§ **TASK DETAILS**: Report every line from the following entries that contains the string "Ubuntu".

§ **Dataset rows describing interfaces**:

——————————

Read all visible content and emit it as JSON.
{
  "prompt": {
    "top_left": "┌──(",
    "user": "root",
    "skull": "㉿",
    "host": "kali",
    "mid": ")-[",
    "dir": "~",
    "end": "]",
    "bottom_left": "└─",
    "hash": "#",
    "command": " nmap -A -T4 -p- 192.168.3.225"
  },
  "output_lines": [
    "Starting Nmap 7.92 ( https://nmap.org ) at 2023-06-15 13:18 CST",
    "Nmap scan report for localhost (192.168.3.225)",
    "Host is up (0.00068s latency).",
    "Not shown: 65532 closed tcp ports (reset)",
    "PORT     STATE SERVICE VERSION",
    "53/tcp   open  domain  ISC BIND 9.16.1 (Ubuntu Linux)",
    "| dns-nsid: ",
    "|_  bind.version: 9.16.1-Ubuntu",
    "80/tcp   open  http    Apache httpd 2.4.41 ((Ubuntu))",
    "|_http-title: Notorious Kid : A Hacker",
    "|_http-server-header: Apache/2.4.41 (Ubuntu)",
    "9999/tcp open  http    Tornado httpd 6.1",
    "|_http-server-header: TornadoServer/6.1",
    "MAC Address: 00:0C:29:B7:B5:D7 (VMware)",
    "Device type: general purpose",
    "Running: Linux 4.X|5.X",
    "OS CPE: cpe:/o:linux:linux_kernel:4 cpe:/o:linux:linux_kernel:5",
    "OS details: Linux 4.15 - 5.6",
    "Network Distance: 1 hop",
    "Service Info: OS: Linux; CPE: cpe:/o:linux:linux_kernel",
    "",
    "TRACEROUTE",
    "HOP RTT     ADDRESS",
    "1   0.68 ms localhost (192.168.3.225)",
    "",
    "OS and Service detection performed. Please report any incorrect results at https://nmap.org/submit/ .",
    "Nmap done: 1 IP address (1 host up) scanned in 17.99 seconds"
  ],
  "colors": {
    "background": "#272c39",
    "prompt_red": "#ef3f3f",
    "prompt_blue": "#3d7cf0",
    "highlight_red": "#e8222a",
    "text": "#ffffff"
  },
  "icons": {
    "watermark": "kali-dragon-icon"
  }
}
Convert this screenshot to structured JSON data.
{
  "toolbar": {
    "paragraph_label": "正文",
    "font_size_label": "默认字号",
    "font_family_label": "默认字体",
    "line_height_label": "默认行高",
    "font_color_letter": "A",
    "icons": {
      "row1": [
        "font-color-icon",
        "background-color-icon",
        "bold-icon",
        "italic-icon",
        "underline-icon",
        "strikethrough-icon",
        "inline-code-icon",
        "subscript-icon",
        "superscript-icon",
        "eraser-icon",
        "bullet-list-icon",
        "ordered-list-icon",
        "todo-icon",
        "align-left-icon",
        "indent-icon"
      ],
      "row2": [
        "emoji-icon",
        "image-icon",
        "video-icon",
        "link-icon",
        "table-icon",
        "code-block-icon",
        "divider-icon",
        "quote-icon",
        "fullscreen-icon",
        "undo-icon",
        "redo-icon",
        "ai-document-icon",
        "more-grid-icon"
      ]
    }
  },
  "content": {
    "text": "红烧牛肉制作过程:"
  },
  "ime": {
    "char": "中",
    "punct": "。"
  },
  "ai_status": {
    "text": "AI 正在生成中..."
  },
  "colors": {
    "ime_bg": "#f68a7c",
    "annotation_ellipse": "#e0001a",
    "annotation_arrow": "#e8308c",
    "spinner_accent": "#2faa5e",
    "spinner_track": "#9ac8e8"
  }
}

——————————

§ **TASK RESULT**:
    "53/tcp   open  domain  ISC BIND 9.16.1 (Ubuntu Linux)",
    "|_  bind.version: 9.16.1-Ubuntu",
    "80/tcp   open  http    Apache httpd 2.4.41 ((Ubuntu))",
    "|_http-server-header: Apache/2.4.41 (Ubuntu)",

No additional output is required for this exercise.